One of the main reasons we visited Costa Rica’s north-eastern lowlands was to see the Honduran white bats at Tirimbina Reserve. Sadly, the bats roosting habitat in Tirimbina was destroyed by the recent floods and no one knew where the bats relocated to.
Luckily, the guide on the spotlighting walk at Tirimbina suggested visiting the nearby La Selva Biological Station, where the bats are also often seen. This gave us the perfect excuse to do some wildlife watching at La Selva.
Wildlife of La Selva Biological Station
We drove to La Selva after lunch and once we were assigned a guide, we promptly told him of our wish to see the bats. He seemed to know exactly where to go. We followed him along a well-maintained path into the forest and almost straight away spotted a young Mexican porcupine well concealed on a branch over the trail.
Further along, we came across very photogenic Broad-billed Motmot – one of the most adorable birds in Costa Rica.
Once we reached a particular spot on the path, the guide lead us off the trail to a Heliconia plant where a family of eight white fluffy bats was roosting under a large leaf. Honduran white bats at last.
We didn’t stay long so that we wouldn’t disturb the bats, but it was great to see them. They are by far the best-looking members of the microbat family.
Another pleasant surprise at La Selva was the Black and greed poison frog. Not much bigger than the Strawberry poison frog, it is almost as colorful.
During the walk, we quickly realized that there is more to wildlife watching at La Selva Biological station, than Honduran white bats.
Night Walk at La Selva
After a quick lunch in town and some more bird-watching at Tirimbina, we returned to La Selva for the night walk. It started off slowly – Bullfrogs, Common Mexican tree frog, Common rain frog and a few sleeping insects.

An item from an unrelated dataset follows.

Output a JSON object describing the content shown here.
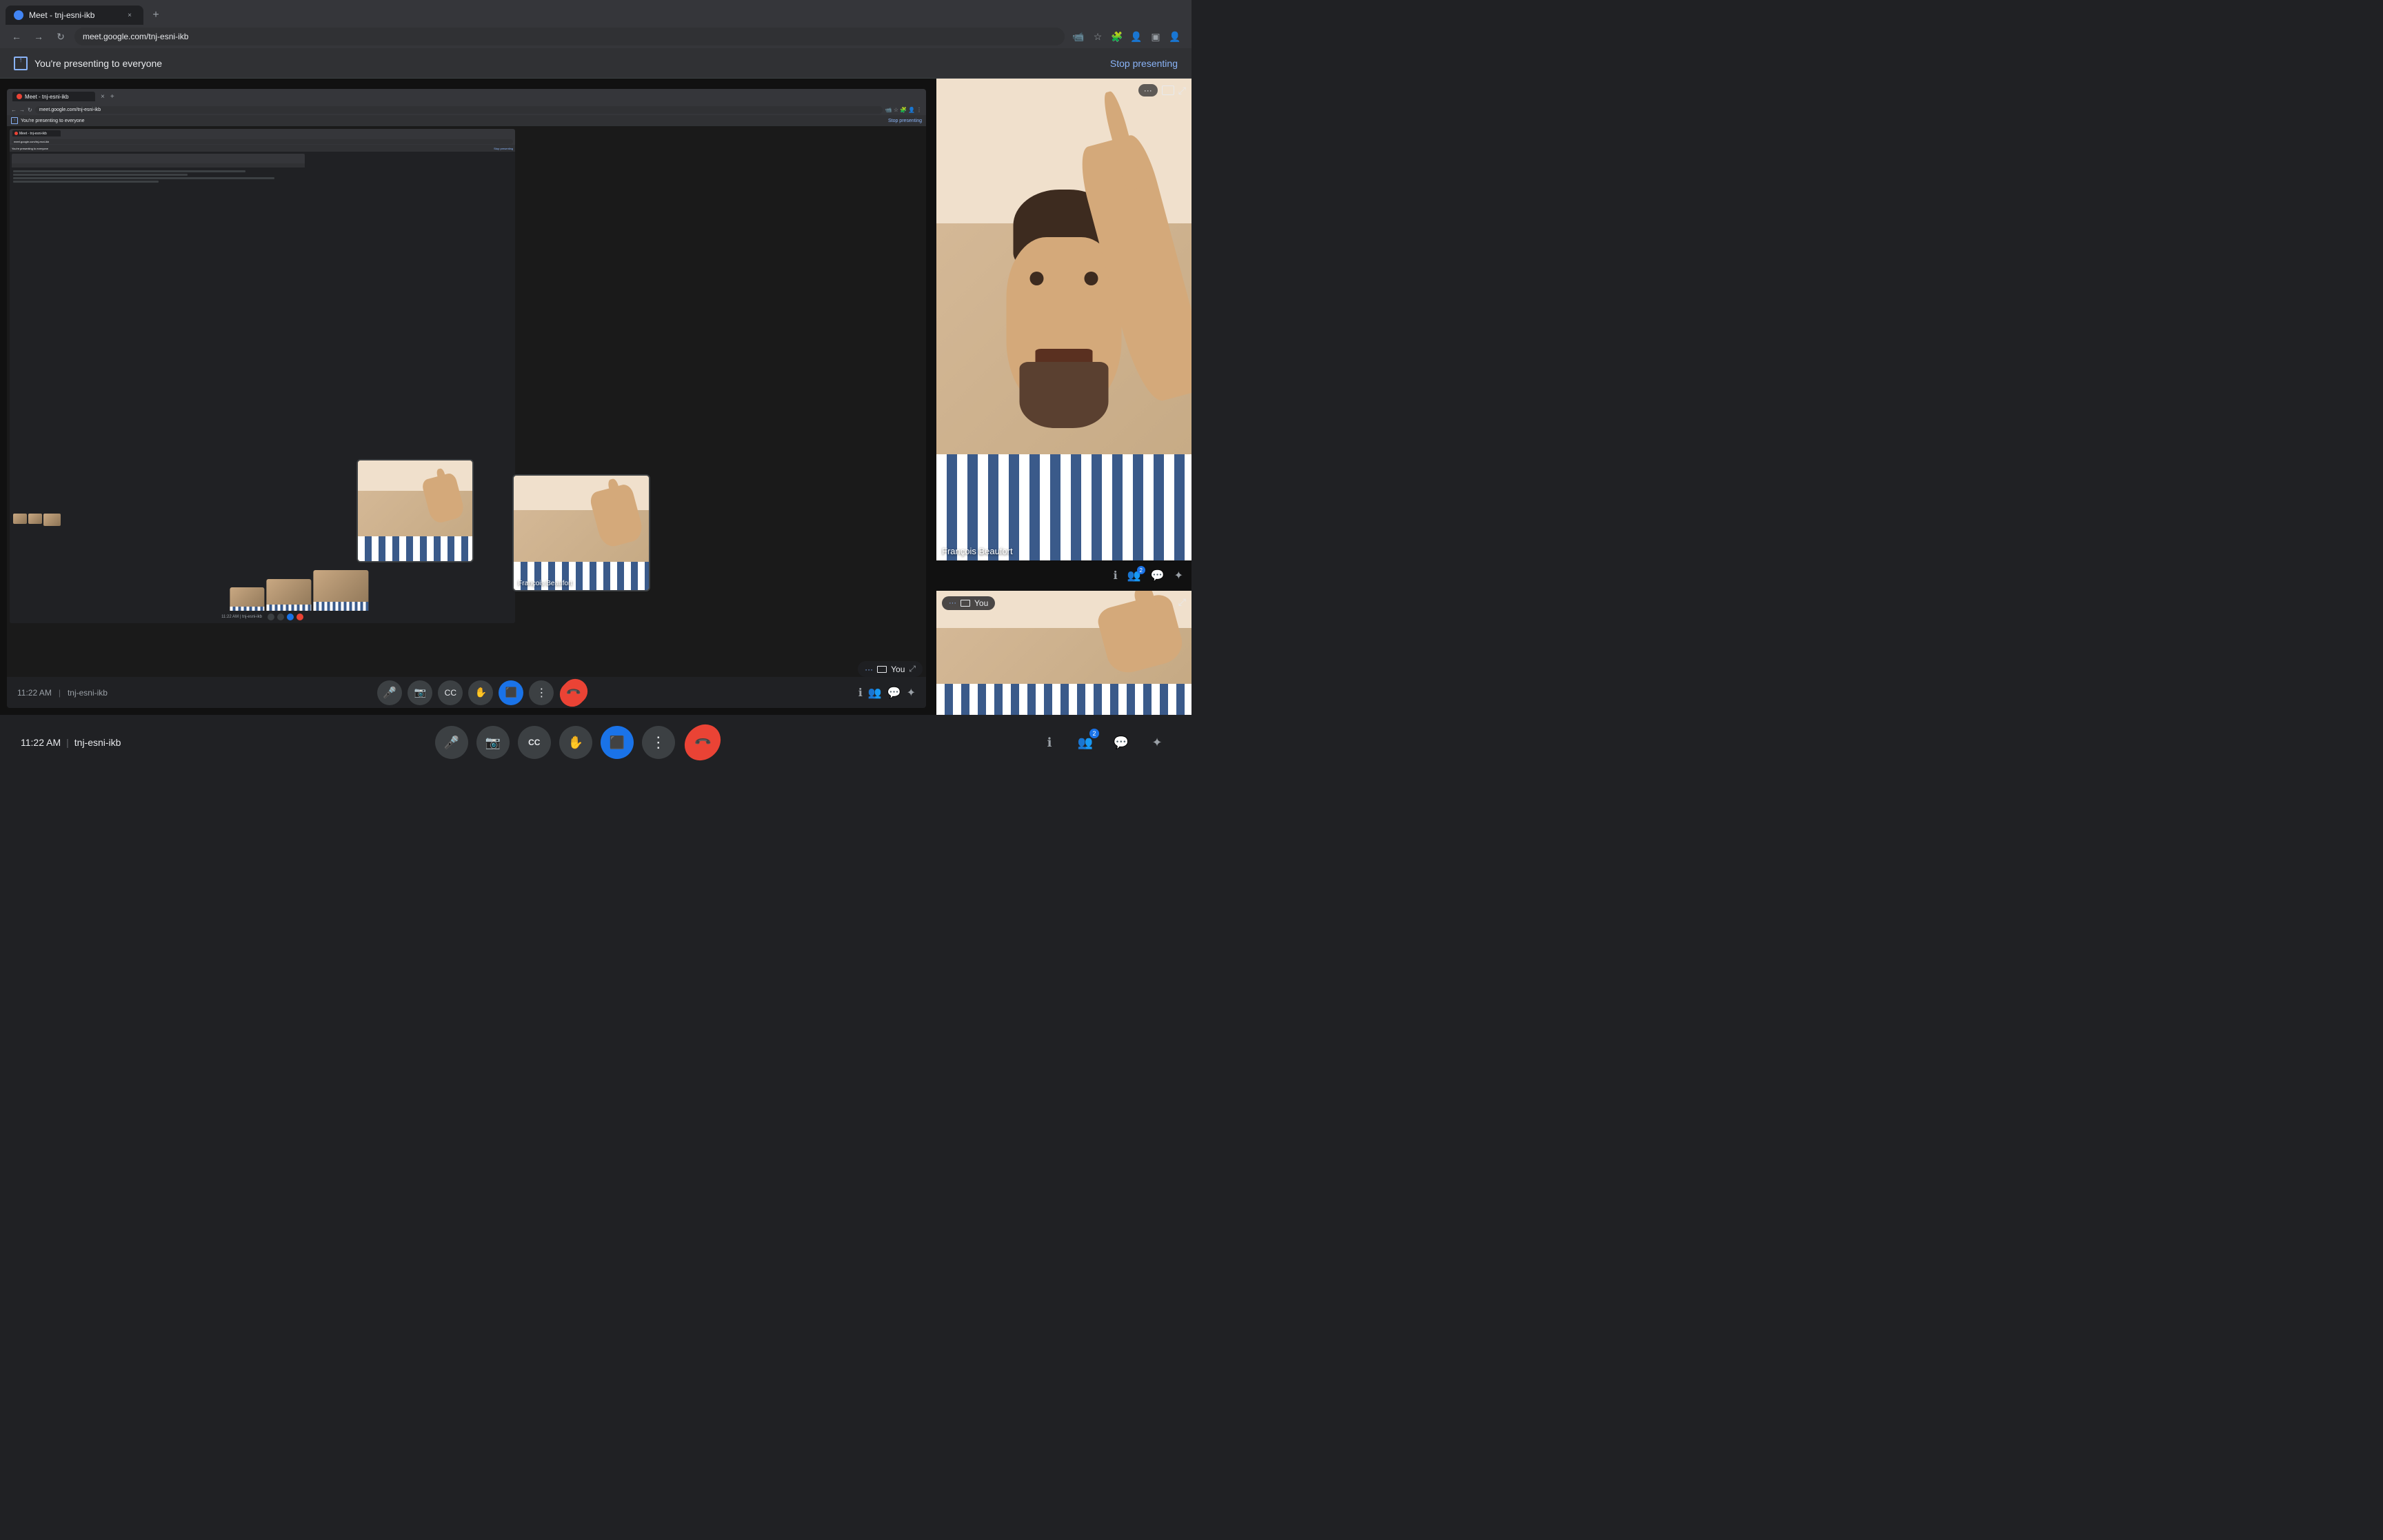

What I wanted to see the most was the Red-eyed tree frog. This species is usually quite common at La Selva, but it’s been avoiding us all night. Eventually, I picked up an eye-shine halfway up a tree that turned out to belong to the critter we were looking for. Given it was the only representative of its kind, we spent a bit of time adoring the striking markings on its sides and thighs and the bright orange webbing on its feet.
We only spotted one mammal on the night walk at La Selva, but it was a species we haven’t seen before – a Common opossum so we were thrilled to see it.
Visiting La Selva
La Selva Biological Station can be reached by car – it is about a 2-hr drive from San José airport. The closest major town to La Selva is Puerto Viejo – 7 km away.
Exploring La Selva
Most people visit La Selva for a Jungle Walk or a Night Walk. These can be booked on the spot at the station’s visitor centre.